:: Records supplied ::

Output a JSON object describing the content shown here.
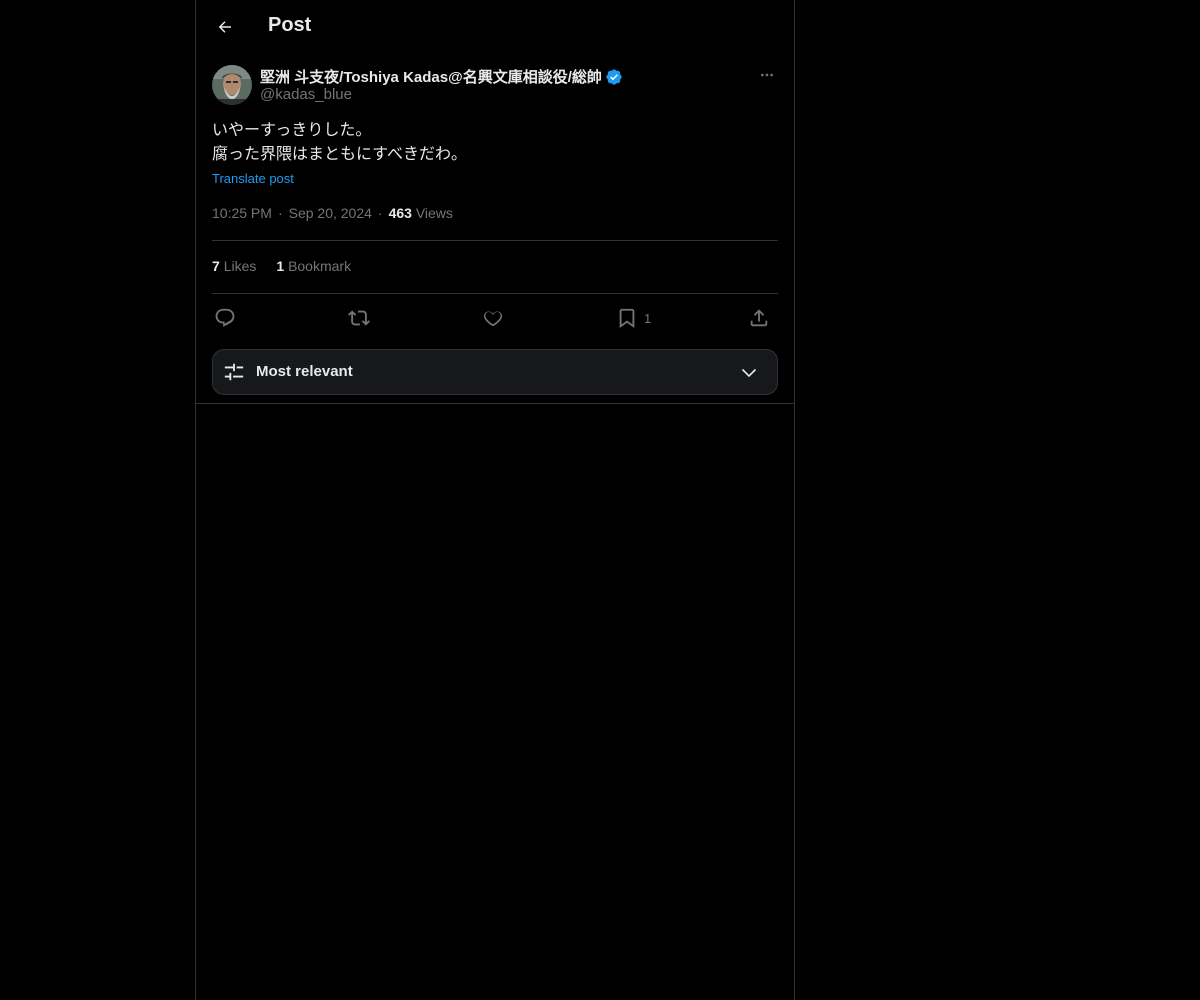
{
  "header": {
    "title": "Post"
  },
  "author": {
    "display_name": "堅洲 斗支夜/Toshiya Kadas@名興文庫相談役/総帥",
    "handle": "@kadas_blue",
    "verified": true
  },
  "post": {
    "lines": [
      "いやーすっきりした。",
      "腐った界隈はまともにすべきだわ。"
    ],
    "translate_label": "Translate post",
    "time": "10:25 PM",
    "date": "Sep 20, 2024",
    "views_count": "463",
    "views_label": "Views"
  },
  "stats": {
    "likes_count": "7",
    "likes_label": "Likes",
    "bookmarks_count": "1",
    "bookmarks_label": "Bookmark"
  },
  "actions": {
    "bookmark_count": "1"
  },
  "reply_filter": {
    "label": "Most relevant"
  },
  "colors": {
    "accent": "#1d9bf0",
    "muted": "#71767b",
    "text": "#e7e9ea",
    "border": "#2f3336",
    "background": "#000000"
  },
  "icons": [
    "arrow-left-icon",
    "verified-badge-icon",
    "more-icon",
    "reply-icon",
    "repost-icon",
    "like-icon",
    "bookmark-icon",
    "share-icon",
    "sliders-icon",
    "chevron-down-icon"
  ]
}
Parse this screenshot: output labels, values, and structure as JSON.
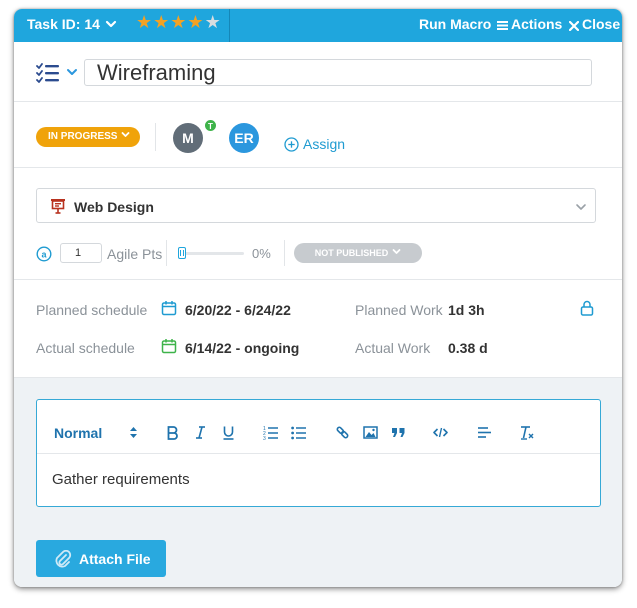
{
  "header": {
    "task_id": "Task ID: 14",
    "rating": 4,
    "rating_max": 5,
    "run_macro": "Run Macro",
    "actions": "Actions",
    "close": "Close",
    "accent_color": "#1fa6dd",
    "star_color": "#f3a224"
  },
  "title": {
    "value": "Wireframing"
  },
  "status": {
    "label": "IN PROGRESS",
    "color": "#f0a30a"
  },
  "assignees": [
    {
      "initials": "M",
      "badge": "T",
      "color": "#616d78"
    },
    {
      "initials": "ER",
      "color": "#2b97de"
    }
  ],
  "assign_label": "Assign",
  "project": {
    "name": "Web Design"
  },
  "agile": {
    "points": "1",
    "label": "Agile Pts",
    "progress_percent": 0,
    "progress_label": "0%",
    "publish_status": "NOT PUBLISHED"
  },
  "schedule": {
    "planned_label": "Planned schedule",
    "planned_value": "6/20/22 - 6/24/22",
    "actual_label": "Actual schedule",
    "actual_value": "6/14/22 - ongoing",
    "planned_work_label": "Planned Work",
    "planned_work_value": "1d 3h",
    "actual_work_label": "Actual Work",
    "actual_work_value": "0.38 d"
  },
  "editor": {
    "format": "Normal",
    "content": "Gather requirements"
  },
  "attach_label": "Attach File"
}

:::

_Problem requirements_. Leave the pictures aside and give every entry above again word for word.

_Response for this exercise_.
Output a JSON object describing the content shown here.
{
  "header": {
    "title": "Post"
  },
  "author": {
    "display_name": "堅洲 斗支夜/Toshiya Kadas@名興文庫相談役/総帥",
    "handle": "@kadas_blue",
    "verified": true
  },
  "post": {
    "lines": [
      "いやーすっきりした。",
      "腐った界隈はまともにすべきだわ。"
    ],
    "translate_label": "Translate post",
    "time": "10:25 PM",
    "date": "Sep 20, 2024",
    "views_count": "463",
    "views_label": "Views"
  },
  "stats": {
    "likes_count": "7",
    "likes_label": "Likes",
    "bookmarks_count": "1",
    "bookmarks_label": "Bookmark"
  },
  "actions": {
    "bookmark_count": "1"
  },
  "reply_filter": {
    "label": "Most relevant"
  },
  "colors": {
    "accent": "#1d9bf0",
    "muted": "#71767b",
    "text": "#e7e9ea",
    "border": "#2f3336",
    "background": "#000000"
  },
  "icons": [
    "arrow-left-icon",
    "verified-badge-icon",
    "more-icon",
    "reply-icon",
    "repost-icon",
    "like-icon",
    "bookmark-icon",
    "share-icon",
    "sliders-icon",
    "chevron-down-icon"
  ]
}
Parse this screenshot: output labels, values, and structure as JSON.
{
  "header": {
    "task_id": "Task ID: 14",
    "rating": 4,
    "rating_max": 5,
    "run_macro": "Run Macro",
    "actions": "Actions",
    "close": "Close",
    "accent_color": "#1fa6dd",
    "star_color": "#f3a224"
  },
  "title": {
    "value": "Wireframing"
  },
  "status": {
    "label": "IN PROGRESS",
    "color": "#f0a30a"
  },
  "assignees": [
    {
      "initials": "M",
      "badge": "T",
      "color": "#616d78"
    },
    {
      "initials": "ER",
      "color": "#2b97de"
    }
  ],
  "assign_label": "Assign",
  "project": {
    "name": "Web Design"
  },
  "agile": {
    "points": "1",
    "label": "Agile Pts",
    "progress_percent": 0,
    "progress_label": "0%",
    "publish_status": "NOT PUBLISHED"
  },
  "schedule": {
    "planned_label": "Planned schedule",
    "planned_value": "6/20/22 - 6/24/22",
    "actual_label": "Actual schedule",
    "actual_value": "6/14/22 - ongoing",
    "planned_work_label": "Planned Work",
    "planned_work_value": "1d 3h",
    "actual_work_label": "Actual Work",
    "actual_work_value": "0.38 d"
  },
  "editor": {
    "format": "Normal",
    "content": "Gather requirements"
  },
  "attach_label": "Attach File"
}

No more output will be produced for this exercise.